(Dataset items)
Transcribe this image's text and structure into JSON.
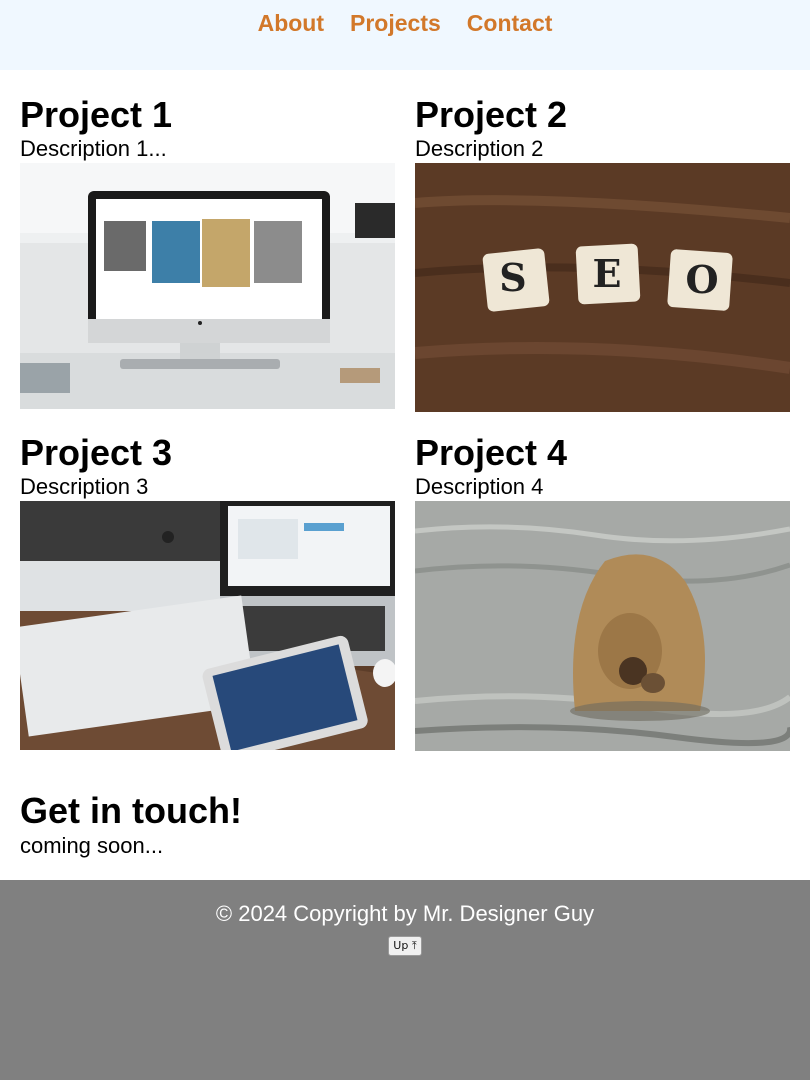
{
  "nav": {
    "items": [
      {
        "label": "About"
      },
      {
        "label": "Projects"
      },
      {
        "label": "Contact"
      }
    ],
    "color": "#d2782a",
    "background": "#f0f8ff"
  },
  "projects": [
    {
      "title": "Project 1",
      "description": "Description 1...",
      "image": "desktop-monitor-photo"
    },
    {
      "title": "Project 2",
      "description": "Description 2",
      "image": "seo-tiles-photo"
    },
    {
      "title": "Project 3",
      "description": "Description 3",
      "image": "devices-on-desk-photo"
    },
    {
      "title": "Project 4",
      "description": "Description 4",
      "image": "bear-in-water-photo"
    }
  ],
  "contact": {
    "heading": "Get in touch!",
    "text": "coming soon..."
  },
  "footer": {
    "copyright": "© 2024 Copyright by Mr. Designer Guy",
    "up_button": "Up ⤒",
    "background": "#808080"
  }
}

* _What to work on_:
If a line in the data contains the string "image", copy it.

* _Answer to this problem_:
Transcribe this image's text and structure into JSON.
      "image": "desktop-monitor-photo"
      "image": "seo-tiles-photo"
      "image": "devices-on-desk-photo"
      "image": "bear-in-water-photo"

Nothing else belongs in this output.